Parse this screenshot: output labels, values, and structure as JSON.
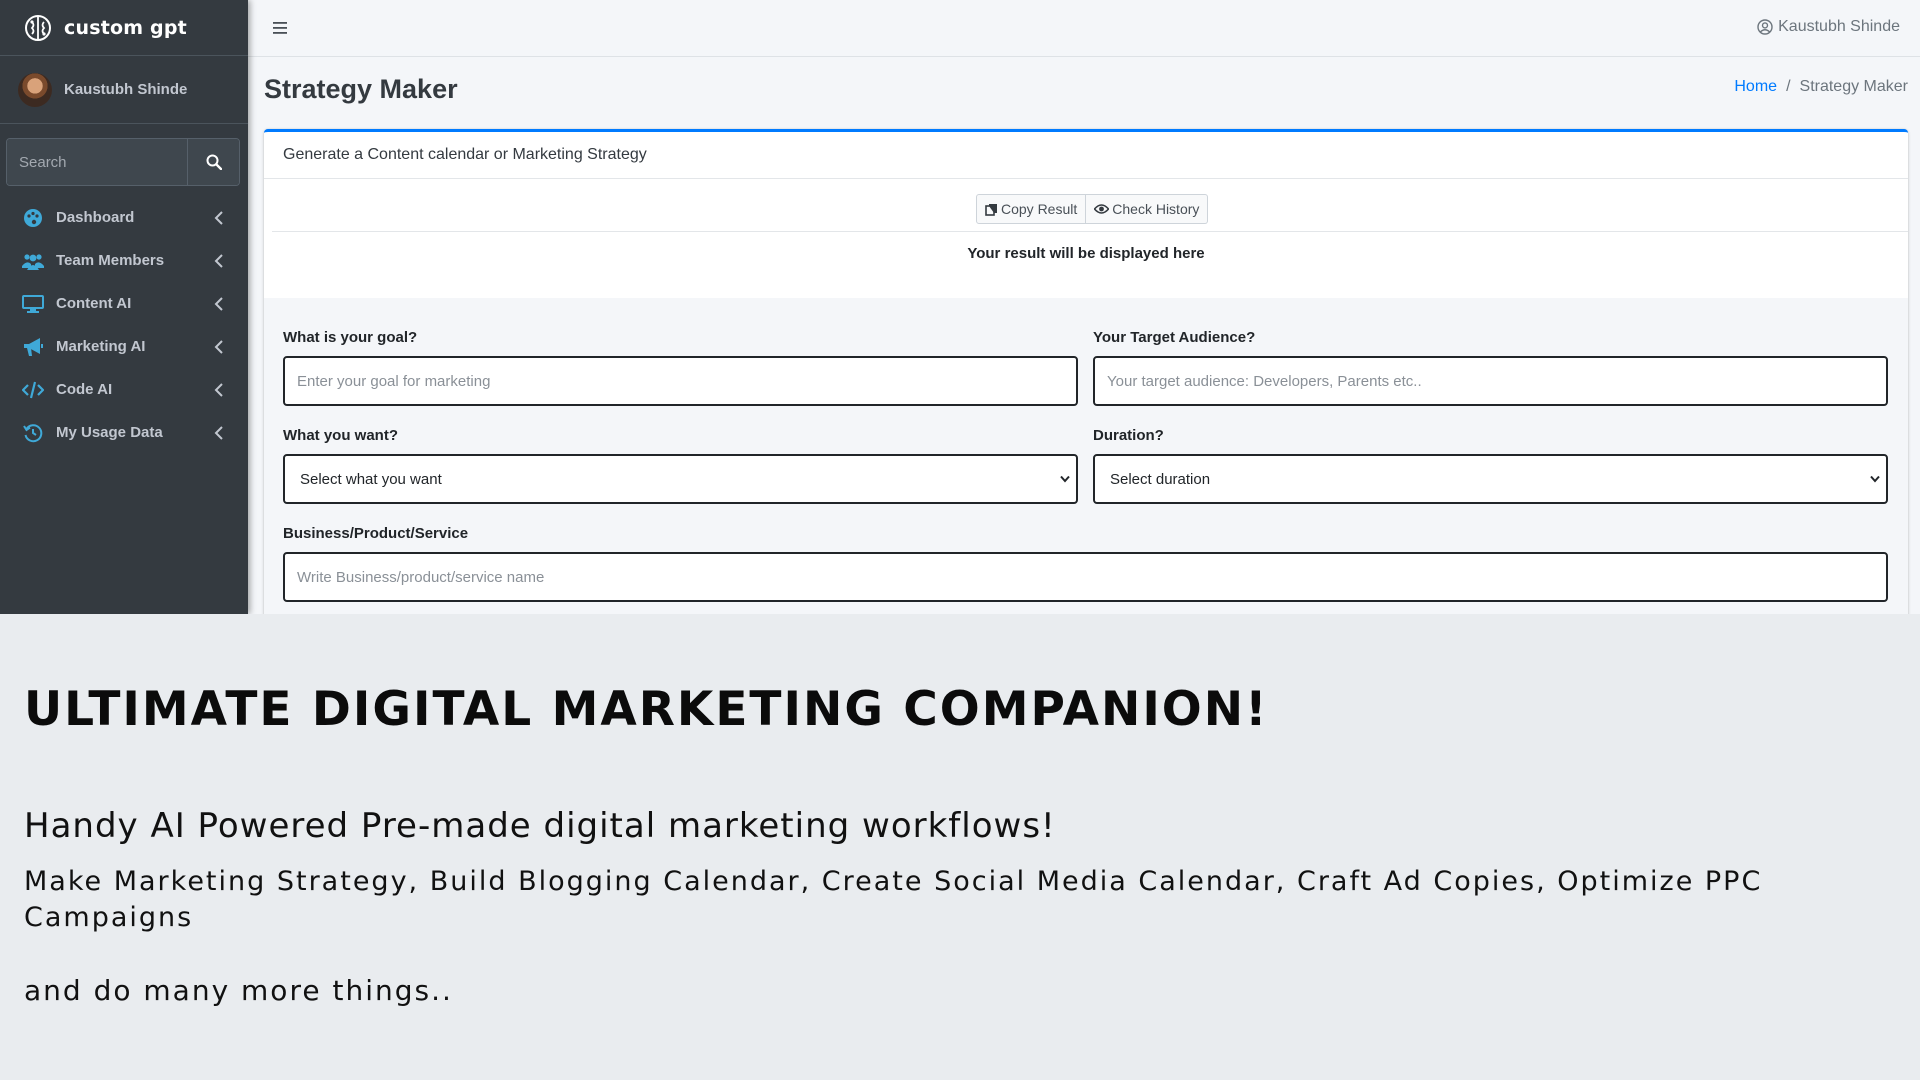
{
  "brand": {
    "name": "custom gpt"
  },
  "sidebar": {
    "user_name": "Kaustubh Shinde",
    "search_placeholder": "Search",
    "items": [
      {
        "label": "Dashboard",
        "icon": "palette-icon"
      },
      {
        "label": "Team Members",
        "icon": "users-icon"
      },
      {
        "label": "Content AI",
        "icon": "desktop-icon"
      },
      {
        "label": "Marketing AI",
        "icon": "bullhorn-icon"
      },
      {
        "label": "Code AI",
        "icon": "code-icon"
      },
      {
        "label": "My Usage Data",
        "icon": "history-icon"
      }
    ]
  },
  "header": {
    "user_name": "Kaustubh Shinde"
  },
  "page": {
    "title": "Strategy Maker",
    "breadcrumb": {
      "home": "Home",
      "separator": "/",
      "current": "Strategy Maker"
    }
  },
  "card": {
    "header": "Generate a Content calendar or Marketing Strategy",
    "copy_button": "Copy Result",
    "history_button": "Check History",
    "result_placeholder": "Your result will be displayed here"
  },
  "form": {
    "goal": {
      "label": "What is your goal?",
      "placeholder": "Enter your goal for marketing"
    },
    "audience": {
      "label": "Your Target Audience?",
      "placeholder": "Your target audience: Developers, Parents etc.."
    },
    "want": {
      "label": "What you want?",
      "selected": "Select what you want"
    },
    "duration": {
      "label": "Duration?",
      "selected": "Select duration"
    },
    "business": {
      "label": "Business/Product/Service",
      "placeholder": "Write Business/product/service name"
    }
  },
  "promo": {
    "headline": "ULTIMATE DIGITAL MARKETING COMPANION!",
    "subheadline": "Handy AI Powered Pre-made digital marketing workflows!",
    "body": "Make Marketing Strategy, Build Blogging Calendar, Create Social Media Calendar, Craft Ad Copies, Optimize PPC Campaigns",
    "more": "and do many more things.."
  },
  "colors": {
    "sidebar_bg": "#343a40",
    "accent": "#007bff",
    "icon_teal": "#3fa9d8",
    "content_bg": "#f4f6f9",
    "promo_bg": "#e9ecef"
  }
}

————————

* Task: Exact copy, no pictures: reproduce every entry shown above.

* Output for this task:
Parse this screenshot: output labels, values, and structure as JSON.
{
  "brand": {
    "name": "custom gpt"
  },
  "sidebar": {
    "user_name": "Kaustubh Shinde",
    "search_placeholder": "Search",
    "items": [
      {
        "label": "Dashboard",
        "icon": "palette-icon"
      },
      {
        "label": "Team Members",
        "icon": "users-icon"
      },
      {
        "label": "Content AI",
        "icon": "desktop-icon"
      },
      {
        "label": "Marketing AI",
        "icon": "bullhorn-icon"
      },
      {
        "label": "Code AI",
        "icon": "code-icon"
      },
      {
        "label": "My Usage Data",
        "icon": "history-icon"
      }
    ]
  },
  "header": {
    "user_name": "Kaustubh Shinde"
  },
  "page": {
    "title": "Strategy Maker",
    "breadcrumb": {
      "home": "Home",
      "separator": "/",
      "current": "Strategy Maker"
    }
  },
  "card": {
    "header": "Generate a Content calendar or Marketing Strategy",
    "copy_button": "Copy Result",
    "history_button": "Check History",
    "result_placeholder": "Your result will be displayed here"
  },
  "form": {
    "goal": {
      "label": "What is your goal?",
      "placeholder": "Enter your goal for marketing"
    },
    "audience": {
      "label": "Your Target Audience?",
      "placeholder": "Your target audience: Developers, Parents etc.."
    },
    "want": {
      "label": "What you want?",
      "selected": "Select what you want"
    },
    "duration": {
      "label": "Duration?",
      "selected": "Select duration"
    },
    "business": {
      "label": "Business/Product/Service",
      "placeholder": "Write Business/product/service name"
    }
  },
  "promo": {
    "headline": "ULTIMATE DIGITAL MARKETING COMPANION!",
    "subheadline": "Handy AI Powered Pre-made digital marketing workflows!",
    "body": "Make Marketing Strategy, Build Blogging Calendar, Create Social Media Calendar, Craft Ad Copies, Optimize PPC Campaigns",
    "more": "and do many more things.."
  },
  "colors": {
    "sidebar_bg": "#343a40",
    "accent": "#007bff",
    "icon_teal": "#3fa9d8",
    "content_bg": "#f4f6f9",
    "promo_bg": "#e9ecef"
  }
}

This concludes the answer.